The U.S. Supreme Court ruled today that police don’t need a search warrant before they open your mouth and take a swab of DNA.
The Supreme Court ruled in a 5-4 decision that DNA swabs are a “legitimate police booking procedure” that is allowed under the Constitution just like fingerprinting and mugshots.
The court’s swing voter Justice Anthony Kennedy wrote the majority opinion, which said DNA identification has become an important tool to help police identify suspects.
Supposed fascist Scalia actually sided with the liberal court on this one, pointing out — correctly in my view — that the state’s argument that they are using DNA primarily to identify people (and only investigating past crimes by coincidence) is absurd.
The Fourth Amendment forbids searching a person for evidence of a crime when there is no basis for believing the person is guilty of the crime or is in possession of incriminating evidence. That prohibition is categorical and without exception; it lies at the very heart of the Fourth Amendment. Whenever this Court has allowed a suspicionless search, it has insisted upon a justifying motive apart from the investigation of crime.

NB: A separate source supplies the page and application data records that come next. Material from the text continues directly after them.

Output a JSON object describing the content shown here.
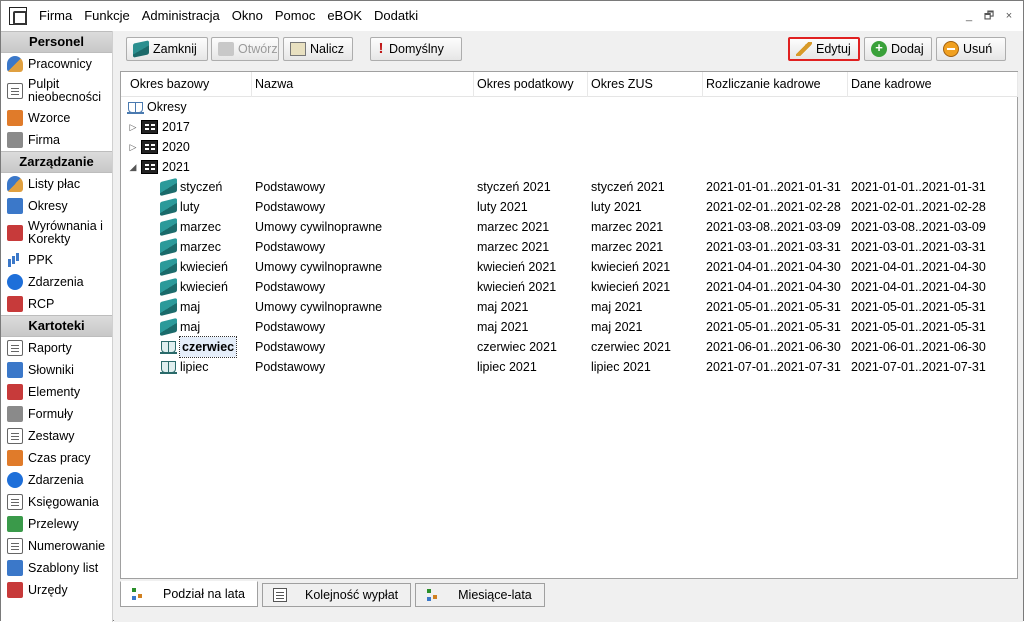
{
  "menu": [
    "Firma",
    "Funkcje",
    "Administracja",
    "Okno",
    "Pomoc",
    "eBOK",
    "Dodatki"
  ],
  "window_controls": [
    "_",
    "🗗",
    "×"
  ],
  "sidebar": {
    "sections": [
      {
        "title": "Personel",
        "items": [
          {
            "label": "Pracownicy",
            "icon": "people-icon"
          },
          {
            "label": "Pulpit nieobecności",
            "icon": "calendar-icon"
          },
          {
            "label": "Wzorce",
            "icon": "template-icon"
          },
          {
            "label": "Firma",
            "icon": "company-icon"
          }
        ]
      },
      {
        "title": "Zarządzanie",
        "items": [
          {
            "label": "Listy płac",
            "icon": "payroll-icon"
          },
          {
            "label": "Okresy",
            "icon": "periods-icon"
          },
          {
            "label": "Wyrównania i Korekty",
            "icon": "corrections-icon"
          },
          {
            "label": "PPK",
            "icon": "chart-icon"
          },
          {
            "label": "Zdarzenia",
            "icon": "info-icon"
          },
          {
            "label": "RCP",
            "icon": "clock-icon"
          }
        ]
      },
      {
        "title": "Kartoteki",
        "items": [
          {
            "label": "Raporty",
            "icon": "report-icon"
          },
          {
            "label": "Słowniki",
            "icon": "dictionary-icon"
          },
          {
            "label": "Elementy",
            "icon": "elements-icon"
          },
          {
            "label": "Formuły",
            "icon": "formula-icon"
          },
          {
            "label": "Zestawy",
            "icon": "sets-icon"
          },
          {
            "label": "Czas pracy",
            "icon": "alarm-icon"
          },
          {
            "label": "Zdarzenia",
            "icon": "info-icon"
          },
          {
            "label": "Księgowania",
            "icon": "ledger-icon"
          },
          {
            "label": "Przelewy",
            "icon": "transfer-icon"
          },
          {
            "label": "Numerowanie",
            "icon": "numbering-icon"
          },
          {
            "label": "Szablony list",
            "icon": "list-template-icon"
          },
          {
            "label": "Urzędy",
            "icon": "office-icon"
          }
        ]
      }
    ]
  },
  "toolbar": {
    "close": "Zamknij",
    "open": "Otwórz",
    "calculate": "Nalicz",
    "default": "Domyślny",
    "edit": "Edytuj",
    "add": "Dodaj",
    "delete": "Usuń"
  },
  "columns": [
    "Okres bazowy",
    "Nazwa",
    "Okres podatkowy",
    "Okres ZUS",
    "Rozliczanie kadrowe",
    "Dane kadrowe"
  ],
  "tree": {
    "root": "Okresy",
    "years": [
      {
        "label": "2017",
        "expanded": false
      },
      {
        "label": "2020",
        "expanded": false
      },
      {
        "label": "2021",
        "expanded": true
      }
    ],
    "rows": [
      {
        "base": "styczeń",
        "name": "Podstawowy",
        "tax": "styczeń 2021",
        "zus": "styczeń 2021",
        "hr": "2021-01-01..2021-01-31",
        "data": "2021-01-01..2021-01-31",
        "state": "closed"
      },
      {
        "base": "luty",
        "name": "Podstawowy",
        "tax": "luty 2021",
        "zus": "luty 2021",
        "hr": "2021-02-01..2021-02-28",
        "data": "2021-02-01..2021-02-28",
        "state": "closed"
      },
      {
        "base": "marzec",
        "name": "Umowy cywilnoprawne",
        "tax": "marzec 2021",
        "zus": "marzec 2021",
        "hr": "2021-03-08..2021-03-09",
        "data": "2021-03-08..2021-03-09",
        "state": "closed"
      },
      {
        "base": "marzec",
        "name": "Podstawowy",
        "tax": "marzec 2021",
        "zus": "marzec 2021",
        "hr": "2021-03-01..2021-03-31",
        "data": "2021-03-01..2021-03-31",
        "state": "closed"
      },
      {
        "base": "kwiecień",
        "name": "Umowy cywilnoprawne",
        "tax": "kwiecień 2021",
        "zus": "kwiecień 2021",
        "hr": "2021-04-01..2021-04-30",
        "data": "2021-04-01..2021-04-30",
        "state": "closed"
      },
      {
        "base": "kwiecień",
        "name": "Podstawowy",
        "tax": "kwiecień 2021",
        "zus": "kwiecień 2021",
        "hr": "2021-04-01..2021-04-30",
        "data": "2021-04-01..2021-04-30",
        "state": "closed"
      },
      {
        "base": "maj",
        "name": "Umowy cywilnoprawne",
        "tax": "maj 2021",
        "zus": "maj 2021",
        "hr": "2021-05-01..2021-05-31",
        "data": "2021-05-01..2021-05-31",
        "state": "closed"
      },
      {
        "base": "maj",
        "name": "Podstawowy",
        "tax": "maj 2021",
        "zus": "maj 2021",
        "hr": "2021-05-01..2021-05-31",
        "data": "2021-05-01..2021-05-31",
        "state": "closed"
      },
      {
        "base": "czerwiec",
        "name": "Podstawowy",
        "tax": "czerwiec 2021",
        "zus": "czerwiec 2021",
        "hr": "2021-06-01..2021-06-30",
        "data": "2021-06-01..2021-06-30",
        "state": "open",
        "selected": true
      },
      {
        "base": "lipiec",
        "name": "Podstawowy",
        "tax": "lipiec 2021",
        "zus": "lipiec 2021",
        "hr": "2021-07-01..2021-07-31",
        "data": "2021-07-01..2021-07-31",
        "state": "open"
      }
    ]
  },
  "tabs": [
    {
      "label": "Podział na lata",
      "active": true
    },
    {
      "label": "Kolejność wypłat",
      "active": false
    },
    {
      "label": "Miesiące-lata",
      "active": false
    }
  ],
  "colors": {
    "highlight_border": "#e02020",
    "selection_bg": "#e5eefa"
  }
}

It is obvious that no such noninvestigative motive exists in this case. The Court’s assertion that DNA is being taken, not to solve crimes, but to identify those in the State’s custody, taxes the credulity of the credulous. And the Court’s comparison of Maryland’s DNA searches to other techniques, such as fingerprinting, can seem apt only to those who know no more than today’s opinion has chosen to tell them about how those DNA searches actually work
Of course, any DNA taken is going to be used to solve crimes. That’s precisely what they did in the case of Alonzo King, who was convicted of a six-year-past rape because of a DNA match drawn when he was brought in for an unrelated crime. While I’m a bit mixed on whether DNA swabs should be allowed, the Court’s reasoning, which compares fingerprinting to jabbing a swab in someone’s mouth and running it against a crime database, seems as odd to me as it does to Scalia.
(You should also read this article about the statistical problems in blind DNA database searches. If your are matching the DNA of someone you already suspect of a crime, those one in a million stats mean something. However, the DNA databases are so massive that, for a blind search, the chance of finding a bogus match for someone’s DNA on any crime is much much higher. If you have 300,000 crimes in your database, the chance of a one in a million match to something is actually one in three.)
I’ll post more commentary as it comes in.